# EXERCISE:
Repeat the records. Keep every word and mark exactly as it is.

# EXCERPTED RECORDS:

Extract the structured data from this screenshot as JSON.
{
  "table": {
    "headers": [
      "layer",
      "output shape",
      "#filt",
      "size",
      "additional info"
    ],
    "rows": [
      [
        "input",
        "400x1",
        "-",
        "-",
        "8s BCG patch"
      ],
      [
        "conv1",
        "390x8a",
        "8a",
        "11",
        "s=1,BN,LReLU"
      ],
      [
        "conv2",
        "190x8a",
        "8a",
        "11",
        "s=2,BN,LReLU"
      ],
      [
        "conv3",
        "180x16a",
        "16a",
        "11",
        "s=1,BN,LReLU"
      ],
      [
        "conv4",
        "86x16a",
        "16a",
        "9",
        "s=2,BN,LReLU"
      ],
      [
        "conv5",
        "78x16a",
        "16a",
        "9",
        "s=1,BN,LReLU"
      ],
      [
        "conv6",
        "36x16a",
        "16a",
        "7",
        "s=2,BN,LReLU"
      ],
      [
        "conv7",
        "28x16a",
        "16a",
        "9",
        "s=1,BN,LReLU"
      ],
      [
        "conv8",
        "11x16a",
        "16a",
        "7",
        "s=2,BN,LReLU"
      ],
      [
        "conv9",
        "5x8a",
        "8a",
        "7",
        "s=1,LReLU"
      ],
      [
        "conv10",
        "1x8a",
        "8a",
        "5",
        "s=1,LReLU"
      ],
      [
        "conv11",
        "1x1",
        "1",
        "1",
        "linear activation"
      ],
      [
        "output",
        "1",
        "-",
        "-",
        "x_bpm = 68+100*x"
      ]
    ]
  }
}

# SOLUTION BELOW:
Extract the structured data from this screenshot as JSON.
{
  "table": {
    "headers": [
      "layer",
      "output shape",
      "#filt",
      "size",
      "additional info"
    ],
    "rows": [
      [
        "input",
        "400x1",
        "-",
        "-",
        "8s BCG patch"
      ],
      [
        "conv1",
        "390x8a",
        "8a",
        "11",
        "s=1,BN,LReLU"
      ],
      [
        "conv2",
        "190x8a",
        "8a",
        "11",
        "s=2,BN,LReLU"
      ],
      [
        "conv3",
        "180x16a",
        "16a",
        "11",
        "s=1,BN,LReLU"
      ],
      [
        "conv4",
        "86x16a",
        "16a",
        "9",
        "s=2,BN,LReLU"
      ],
      [
        "conv5",
        "78x16a",
        "16a",
        "9",
        "s=1,BN,LReLU"
      ],
      [
        "conv6",
        "36x16a",
        "16a",
        "7",
        "s=2,BN,LReLU"
      ],
      [
        "conv7",
        "28x16a",
        "16a",
        "9",
        "s=1,BN,LReLU"
      ],
      [
        "conv8",
        "11x16a",
        "16a",
        "7",
        "s=2,BN,LReLU"
      ],
      [
        "conv9",
        "5x8a",
        "8a",
        "7",
        "s=1,LReLU"
      ],
      [
        "conv10",
        "1x8a",
        "8a",
        "5",
        "s=1,LReLU"
      ],
      [
        "conv11",
        "1x1",
        "1",
        "1",
        "linear activation"
      ],
      [
        "output",
        "1",
        "-",
        "-",
        "x_bpm = 68+100*x"
      ]
    ]
  }
}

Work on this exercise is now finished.